Hill sheep farmers in Wales saw incomes rise 56% last year, but returns for lowland dairy farms dipped by 15%.

According to the latest findings of the annual Farm Business Survey in Wales the sheep sector as a whole experienced a major leap in incomes, but falling milk prices contributed to a decline in the fortunes of milk producers.

The survey, conducted by the Aberystwyth-based Institute of Biological, Environmental and Rural Sciences, covered a representative sample of 565 farms from across Wales with financial years ending between December 2009 and April 2010.

Of those 49% were owner-occupied, 8% were wholly tenanted and 43% were of mixed tenure. In all, there were 127 dairy herds, 295 beef cattle herds and 389 sheep flocks involved.

For hill and upland dairy farms, the results showed an increase in farm business income (FBI) of 7% with the value of both outputs and inputs rising by around 20%. The milk price fell from 25.67p/litre to 22.77p during the period, a decrease of 11%.

On lowland dairy farms the value of outputs fell by nearly 3% compared to a 22% increase last year while the cost of inputs rose by 2% over the same period. The milk price fell from 26.51p/litre to 23.13p – a fall of nearly 13%.
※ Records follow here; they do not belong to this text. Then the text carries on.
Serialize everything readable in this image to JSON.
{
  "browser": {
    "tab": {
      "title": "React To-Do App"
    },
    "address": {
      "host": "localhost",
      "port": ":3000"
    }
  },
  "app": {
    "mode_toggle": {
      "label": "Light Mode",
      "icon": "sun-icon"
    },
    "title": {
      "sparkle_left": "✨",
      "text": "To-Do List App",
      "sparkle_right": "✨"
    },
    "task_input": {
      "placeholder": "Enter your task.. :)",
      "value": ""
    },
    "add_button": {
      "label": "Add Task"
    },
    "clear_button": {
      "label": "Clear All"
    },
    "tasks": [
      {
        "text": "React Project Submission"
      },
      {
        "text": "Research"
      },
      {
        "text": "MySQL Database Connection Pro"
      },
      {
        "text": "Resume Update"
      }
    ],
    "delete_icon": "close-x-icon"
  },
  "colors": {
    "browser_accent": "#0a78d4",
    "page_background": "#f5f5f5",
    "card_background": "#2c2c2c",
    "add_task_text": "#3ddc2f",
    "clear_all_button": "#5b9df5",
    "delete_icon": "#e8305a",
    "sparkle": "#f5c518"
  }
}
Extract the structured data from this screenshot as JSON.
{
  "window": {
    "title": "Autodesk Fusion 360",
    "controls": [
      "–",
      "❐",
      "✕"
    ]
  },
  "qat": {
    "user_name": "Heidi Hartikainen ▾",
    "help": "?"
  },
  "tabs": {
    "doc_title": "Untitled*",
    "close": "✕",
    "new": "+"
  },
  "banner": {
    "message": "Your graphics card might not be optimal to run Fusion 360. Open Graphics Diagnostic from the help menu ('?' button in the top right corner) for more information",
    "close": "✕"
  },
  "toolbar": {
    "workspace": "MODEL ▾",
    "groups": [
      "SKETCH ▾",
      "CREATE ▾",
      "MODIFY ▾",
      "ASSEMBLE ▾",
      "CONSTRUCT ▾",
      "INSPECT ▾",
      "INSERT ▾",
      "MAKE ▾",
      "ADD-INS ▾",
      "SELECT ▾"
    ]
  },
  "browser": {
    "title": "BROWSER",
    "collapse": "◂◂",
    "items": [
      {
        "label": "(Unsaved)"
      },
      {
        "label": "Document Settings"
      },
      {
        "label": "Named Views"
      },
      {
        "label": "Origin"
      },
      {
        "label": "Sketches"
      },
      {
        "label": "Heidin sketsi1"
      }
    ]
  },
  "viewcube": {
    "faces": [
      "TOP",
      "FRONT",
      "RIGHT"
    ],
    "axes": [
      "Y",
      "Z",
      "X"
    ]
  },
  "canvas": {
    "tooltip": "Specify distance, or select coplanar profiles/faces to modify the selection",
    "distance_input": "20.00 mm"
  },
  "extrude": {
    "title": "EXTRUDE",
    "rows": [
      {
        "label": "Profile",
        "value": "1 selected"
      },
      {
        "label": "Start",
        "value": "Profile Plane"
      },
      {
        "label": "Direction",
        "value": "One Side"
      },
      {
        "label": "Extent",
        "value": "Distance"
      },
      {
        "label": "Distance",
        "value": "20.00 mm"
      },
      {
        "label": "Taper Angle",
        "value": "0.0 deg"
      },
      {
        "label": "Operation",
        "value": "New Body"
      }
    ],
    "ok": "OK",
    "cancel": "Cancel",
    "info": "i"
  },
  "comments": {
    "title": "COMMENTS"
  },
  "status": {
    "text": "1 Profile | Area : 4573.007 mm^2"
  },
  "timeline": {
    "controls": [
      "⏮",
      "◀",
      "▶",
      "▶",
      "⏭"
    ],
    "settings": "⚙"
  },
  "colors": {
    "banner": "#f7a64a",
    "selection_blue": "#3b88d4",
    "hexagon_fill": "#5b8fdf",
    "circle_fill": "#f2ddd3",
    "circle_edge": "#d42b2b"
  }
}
Hill sheep farm output rose by 16.5% and inputs increased by 4%, leading to an increase in FBI of 56%.

On hill cattle and sheep farms the total value of outputs rose by 14% and inputs were up by 7%/t. The FBI rose by 37%.

Upland cattle and sheep farms recorded an increase in the value of outputs by 9% between 2007-2008 and 2008-2009, while inputs rose by 7%. The result was an increase of 19% in FBI.

The value of outputs on lowland cattle and sheep farms rose by 9%, while inputs increased 8%. The FBI increased by 13%.